China claims to have lifted 620m people out of poverty since reforms started in the 1970s. Even when using the World Bank’s number of 500 million, China has done a great job of alleviating poverty. However, much work remains to be made to consider China’s reforms an absolute success.
China’s poverty relief programs leave much to be desired. For instance, the central government designs 592 villages or counties as impoverished. But the criteria for classifying a village or county are complex and often revised. They include comparisons of poverty rates and average incomes with those of the province, adjustments for inflation, quotas on the number of villages that may count as poor and a ban on including villages that own collective enterprises, whatever their income level. Although the total number of places designated as impoverished has never moved from 592, those that compose the list are constantly changing.
Once a place is designated as impoverished it enjoys many subsidies from the national government. In 2012, when the list was last updated, Xinshao county in Hunan in south-central China was added. Local officials used the county’s official website to trumpet this “exceptional good tidings” after two years of “arduous efforts” and “untold hardships”. A large roadside board added its “ardent congratulations”. After nationwide criticism, the officials accepted that their words had been badly chosen. But their cheer was understandable: the official designation was worth an extra 560m yuan for the county each year from the central government.

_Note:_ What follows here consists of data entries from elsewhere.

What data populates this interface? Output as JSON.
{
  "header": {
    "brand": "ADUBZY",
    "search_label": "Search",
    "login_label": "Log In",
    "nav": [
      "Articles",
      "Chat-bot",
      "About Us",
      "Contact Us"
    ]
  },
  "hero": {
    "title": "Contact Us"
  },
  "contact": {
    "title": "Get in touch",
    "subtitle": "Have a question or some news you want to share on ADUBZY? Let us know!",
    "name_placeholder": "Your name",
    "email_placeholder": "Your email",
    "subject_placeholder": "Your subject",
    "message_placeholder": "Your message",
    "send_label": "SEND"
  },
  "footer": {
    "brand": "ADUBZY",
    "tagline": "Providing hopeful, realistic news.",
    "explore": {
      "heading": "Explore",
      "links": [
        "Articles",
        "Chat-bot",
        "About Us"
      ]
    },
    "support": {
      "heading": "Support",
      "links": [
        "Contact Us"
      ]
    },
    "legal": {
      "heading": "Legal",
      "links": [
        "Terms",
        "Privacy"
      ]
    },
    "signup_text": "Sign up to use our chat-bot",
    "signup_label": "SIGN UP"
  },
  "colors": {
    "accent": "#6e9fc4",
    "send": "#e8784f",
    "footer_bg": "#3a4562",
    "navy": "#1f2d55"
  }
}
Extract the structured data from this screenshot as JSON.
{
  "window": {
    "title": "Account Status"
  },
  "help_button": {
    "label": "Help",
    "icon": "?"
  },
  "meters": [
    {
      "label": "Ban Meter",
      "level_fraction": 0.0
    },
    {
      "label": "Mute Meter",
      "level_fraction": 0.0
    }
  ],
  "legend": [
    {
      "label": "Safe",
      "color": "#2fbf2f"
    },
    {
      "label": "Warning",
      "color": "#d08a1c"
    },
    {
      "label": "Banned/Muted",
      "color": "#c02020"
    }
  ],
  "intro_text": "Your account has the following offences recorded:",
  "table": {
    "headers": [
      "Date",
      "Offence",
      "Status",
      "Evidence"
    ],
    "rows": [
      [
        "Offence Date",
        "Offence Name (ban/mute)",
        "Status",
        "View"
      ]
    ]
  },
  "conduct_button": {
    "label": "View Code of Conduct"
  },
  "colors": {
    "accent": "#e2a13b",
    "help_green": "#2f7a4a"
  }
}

The perverse incentives this system causes are not the only problem. The subsidies hardly succeed to substantially improve the livelihood of everyday citizens. Although they’re told that the money goes to the local credit union where they can apply for loans, only the politically connected are actually able to borrow money. Additionally, government officials find a way to spend the remainder of the subsidies on themselves rather than on improving the average citizen’s welfare. For example, state television reported on two counties, one in Ningxia and one in Hubei, where local governments spent 100m yuan each on new headquarters.
China’s is currently unable to efficiently provide a safety net for its most unprivileged citizens. This is a growing concern that will define China’s growth model towards the future. If this problem is not addressed the Communist Government won’t be able to legitimate its hold on power by pointing out to economic success at it has in the past.